TRACY Sullivan is one of 12 women and the only one from Western Australia who was selected for the National Farmers' Federation's (NFF) Diversity in Agriculture Leadership program.
Originally from Perth, Dr Sullivan's passion for agriculture came through her work as a veterinarian.
Now based in Broome, she has gone on to establish her own bull semen analysis business, Australian Veterinary Semen Morphology.
She is also a primary producer with a mixed cattle and grain operation in Queensland and works as a live animal export veterinary officer.
Her passion has led to involvement in industry groups, with her now being president of the Australian Cattle Veterinarian Group (ACVG) and on the policy council of the Cattle Council of Australia (CCA).
It's these industry roles in particular, that promoted Dr Sullivan to apply for the program.
"I was wanting to get some assistance with leadership and governance, which will help me do better and reach my potential with the ACVG and CCA," Dr Sullivan said.
"So it's all about optimising my usefulness for the things that I'm involved with in the industry and to learn some skills in communicating.

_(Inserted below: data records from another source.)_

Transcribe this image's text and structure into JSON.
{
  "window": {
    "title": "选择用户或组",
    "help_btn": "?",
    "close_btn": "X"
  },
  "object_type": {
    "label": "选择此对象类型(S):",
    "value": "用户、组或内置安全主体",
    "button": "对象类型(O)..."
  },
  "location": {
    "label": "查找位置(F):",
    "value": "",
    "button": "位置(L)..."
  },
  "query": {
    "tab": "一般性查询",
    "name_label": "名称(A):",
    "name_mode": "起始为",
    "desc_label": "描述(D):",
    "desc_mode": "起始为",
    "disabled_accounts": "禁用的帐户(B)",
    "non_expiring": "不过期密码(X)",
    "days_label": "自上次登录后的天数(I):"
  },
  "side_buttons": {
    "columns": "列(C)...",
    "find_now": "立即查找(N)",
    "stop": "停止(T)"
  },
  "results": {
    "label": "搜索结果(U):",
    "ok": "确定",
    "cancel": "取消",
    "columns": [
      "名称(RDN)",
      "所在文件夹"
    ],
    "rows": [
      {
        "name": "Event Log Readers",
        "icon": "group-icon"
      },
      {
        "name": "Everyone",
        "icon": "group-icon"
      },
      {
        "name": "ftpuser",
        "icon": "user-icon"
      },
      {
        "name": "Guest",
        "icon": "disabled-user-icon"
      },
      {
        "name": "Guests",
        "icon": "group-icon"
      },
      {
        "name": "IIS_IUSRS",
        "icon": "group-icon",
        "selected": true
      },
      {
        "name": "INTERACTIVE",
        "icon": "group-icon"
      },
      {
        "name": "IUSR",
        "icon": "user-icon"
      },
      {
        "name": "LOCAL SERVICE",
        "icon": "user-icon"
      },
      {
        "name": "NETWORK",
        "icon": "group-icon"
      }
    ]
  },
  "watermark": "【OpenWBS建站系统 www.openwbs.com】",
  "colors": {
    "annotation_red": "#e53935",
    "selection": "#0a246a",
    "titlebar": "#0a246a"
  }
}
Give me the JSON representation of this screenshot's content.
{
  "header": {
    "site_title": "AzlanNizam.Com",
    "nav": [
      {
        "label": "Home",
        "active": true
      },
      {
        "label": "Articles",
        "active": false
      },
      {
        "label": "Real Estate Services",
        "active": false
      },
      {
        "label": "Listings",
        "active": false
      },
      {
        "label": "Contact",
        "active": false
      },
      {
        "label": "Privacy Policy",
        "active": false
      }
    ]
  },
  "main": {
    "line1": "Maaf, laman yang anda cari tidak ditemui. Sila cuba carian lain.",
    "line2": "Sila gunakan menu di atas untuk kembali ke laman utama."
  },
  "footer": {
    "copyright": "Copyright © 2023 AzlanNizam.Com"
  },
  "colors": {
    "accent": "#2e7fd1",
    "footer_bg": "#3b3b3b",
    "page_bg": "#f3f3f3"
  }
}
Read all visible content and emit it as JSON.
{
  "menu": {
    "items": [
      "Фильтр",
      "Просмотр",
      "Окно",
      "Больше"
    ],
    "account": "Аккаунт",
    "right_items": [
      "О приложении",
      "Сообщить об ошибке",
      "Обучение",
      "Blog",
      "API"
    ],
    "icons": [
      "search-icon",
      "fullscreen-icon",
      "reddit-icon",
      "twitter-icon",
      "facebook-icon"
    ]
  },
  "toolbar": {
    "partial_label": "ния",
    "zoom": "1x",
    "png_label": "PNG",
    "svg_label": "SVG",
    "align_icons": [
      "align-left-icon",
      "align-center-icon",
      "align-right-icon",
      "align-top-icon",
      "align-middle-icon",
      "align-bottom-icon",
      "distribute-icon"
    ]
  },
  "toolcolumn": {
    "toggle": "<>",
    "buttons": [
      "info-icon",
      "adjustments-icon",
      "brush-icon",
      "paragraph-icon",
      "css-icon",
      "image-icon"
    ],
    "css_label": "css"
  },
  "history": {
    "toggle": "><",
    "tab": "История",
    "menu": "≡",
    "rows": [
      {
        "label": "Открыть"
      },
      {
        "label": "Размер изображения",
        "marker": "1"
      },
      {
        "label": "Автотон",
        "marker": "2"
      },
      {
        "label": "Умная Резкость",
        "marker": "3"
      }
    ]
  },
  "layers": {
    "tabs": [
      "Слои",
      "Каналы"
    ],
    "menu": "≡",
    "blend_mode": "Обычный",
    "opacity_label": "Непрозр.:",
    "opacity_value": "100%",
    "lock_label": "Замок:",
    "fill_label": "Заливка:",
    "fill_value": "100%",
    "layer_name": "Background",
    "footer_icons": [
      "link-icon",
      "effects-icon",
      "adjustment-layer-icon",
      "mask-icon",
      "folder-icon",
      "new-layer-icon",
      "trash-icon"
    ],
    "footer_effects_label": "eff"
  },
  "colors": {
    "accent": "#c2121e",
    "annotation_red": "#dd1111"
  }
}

"It's great to have this opportunity to upskill and it will be great for people in the agricultural industry to share their stories.
"I am excited to be part of a group of such diverse women as a big range of the whole agricultural industry is represented in this group."
The cohort of 12 ambitious and skilled women were selected from 100 applicants and will embark on an intensive one-on-one mentoring program to assist them to determine their leadership goals and the role they aspire to play in the future of Australian agriculture.
In June they will head to Canberra for an introductory retreat, where they'll meet each other, their mentors and hear from inspiring speakers.
Then they'll complete the mentoring program and graduate at the NFF's national conference in September.
NFF president Fiona Simson said she was inspired that the program, which is now in its fourth year, continued to resonate with women across Australia.
"The success of Australian agriculture to date has hinged on men and women working together onfarm," Ms Simson said.
"However, providing a pathway for women to transcend to leadership positions has not materialised as fast as it should have."
Ms Simson said the program was making a difference in creating pathways and networks needed to ensure gender parity in the roles that would shape the future of agriculture.
Graduates of the program have gone to hold industry board positions and to be change makers within their sectors and communities.
"Like in previous years, the program attracted a high volume of very high calibre applicants and I am left in no doubt that the future of our sector's leadership is bright, if as an industry we continue to foster the development of our people," Ms Simson said.
"I congratulate this year's group and I look forward to getting to know these 12 outstanding women in supporting them on their leadership journey."
The program is part of the NFF's goal to double the number of women in agriculture's leadership by 2030, based on a 2018 benchmark.